(The reason we keep the Cover number hidden is that it’s a model for something that ought to make sense on a purely human level – if all but one of the participants are upstanding citizens, the one corrupt member probably won’t dare to make a move. One of the things we want to avoid here is overexposing the workings of the characters during play. This is a mistake Black & White II made when it showed you the mathematical innards of your Creature – it broke the illusion that it was actually, well, a creature. We want to avoid the same problem with our characters if we can.)

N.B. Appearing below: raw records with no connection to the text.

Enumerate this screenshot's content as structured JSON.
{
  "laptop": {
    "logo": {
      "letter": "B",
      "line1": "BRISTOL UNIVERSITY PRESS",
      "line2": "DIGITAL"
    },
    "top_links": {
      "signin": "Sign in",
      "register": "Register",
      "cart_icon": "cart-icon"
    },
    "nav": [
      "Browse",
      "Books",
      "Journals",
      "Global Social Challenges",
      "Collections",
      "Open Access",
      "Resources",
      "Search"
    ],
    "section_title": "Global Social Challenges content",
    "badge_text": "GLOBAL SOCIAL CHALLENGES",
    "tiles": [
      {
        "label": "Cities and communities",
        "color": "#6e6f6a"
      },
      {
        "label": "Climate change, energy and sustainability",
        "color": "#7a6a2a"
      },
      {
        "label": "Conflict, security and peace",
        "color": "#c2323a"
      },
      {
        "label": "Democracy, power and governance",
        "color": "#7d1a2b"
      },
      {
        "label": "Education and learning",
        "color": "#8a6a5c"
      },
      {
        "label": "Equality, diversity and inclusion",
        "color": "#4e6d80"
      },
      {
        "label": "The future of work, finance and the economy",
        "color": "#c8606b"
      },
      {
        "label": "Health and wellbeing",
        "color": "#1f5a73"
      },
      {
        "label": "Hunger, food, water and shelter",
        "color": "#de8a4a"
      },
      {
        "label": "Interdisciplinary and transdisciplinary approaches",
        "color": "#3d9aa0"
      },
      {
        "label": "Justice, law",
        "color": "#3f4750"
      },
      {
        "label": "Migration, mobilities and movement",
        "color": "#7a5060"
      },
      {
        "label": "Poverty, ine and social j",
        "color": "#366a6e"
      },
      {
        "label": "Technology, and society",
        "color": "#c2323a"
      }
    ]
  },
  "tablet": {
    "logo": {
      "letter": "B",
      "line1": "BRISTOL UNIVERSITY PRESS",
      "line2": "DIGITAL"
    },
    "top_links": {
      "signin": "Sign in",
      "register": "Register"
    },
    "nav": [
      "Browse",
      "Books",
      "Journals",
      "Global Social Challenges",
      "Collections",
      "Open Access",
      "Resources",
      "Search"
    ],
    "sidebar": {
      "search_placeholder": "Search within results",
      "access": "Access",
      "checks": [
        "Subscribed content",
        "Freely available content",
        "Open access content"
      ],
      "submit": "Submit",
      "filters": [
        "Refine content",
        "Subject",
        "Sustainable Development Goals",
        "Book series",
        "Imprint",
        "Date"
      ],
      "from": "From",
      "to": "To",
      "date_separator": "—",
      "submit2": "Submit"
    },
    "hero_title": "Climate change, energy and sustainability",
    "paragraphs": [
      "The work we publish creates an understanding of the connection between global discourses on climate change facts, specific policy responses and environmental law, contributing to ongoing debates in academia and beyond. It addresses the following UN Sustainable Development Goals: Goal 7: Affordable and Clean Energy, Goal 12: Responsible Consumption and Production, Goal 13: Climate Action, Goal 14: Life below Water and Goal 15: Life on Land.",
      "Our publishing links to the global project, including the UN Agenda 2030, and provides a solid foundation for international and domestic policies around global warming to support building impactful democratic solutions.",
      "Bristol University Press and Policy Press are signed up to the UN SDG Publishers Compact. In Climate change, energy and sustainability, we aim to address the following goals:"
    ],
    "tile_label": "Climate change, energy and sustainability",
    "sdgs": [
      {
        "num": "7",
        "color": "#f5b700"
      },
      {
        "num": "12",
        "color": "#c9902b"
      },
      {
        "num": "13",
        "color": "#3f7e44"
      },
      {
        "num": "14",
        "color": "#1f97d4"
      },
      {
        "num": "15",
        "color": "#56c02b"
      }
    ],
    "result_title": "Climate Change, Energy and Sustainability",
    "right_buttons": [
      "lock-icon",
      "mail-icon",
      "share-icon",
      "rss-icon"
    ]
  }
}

So what you can do? If you think you know who’s doing the deed, you can set your Inquisitors on them, but beware – they will find the truth. If the accused is guilty, you’ll be able to sentence them, and replace them on the Project. But if they aren’t, they’ll be free – and extremely angry. So you have to be subtle. On the Intrigue screen, you can look through each character’s history of Project, War Plan, and Plot participation. It might be that one character stands out as having a history of corruption – but perhaps multiple characters might. In that case, you may have to resort to entrapment: put together your Projects carefully, in the hope of tempting your suspects into stealing from a Project full of people you’re either sure are clean or have bribed, blackmailed or intimidated into staying clean on that Project. Alternatively, you could simply be careful only to employ your suspects in Projects where they won’t dare steal. Choose wisely!
Next: Pops – what’s changed, and Ideas – what they are!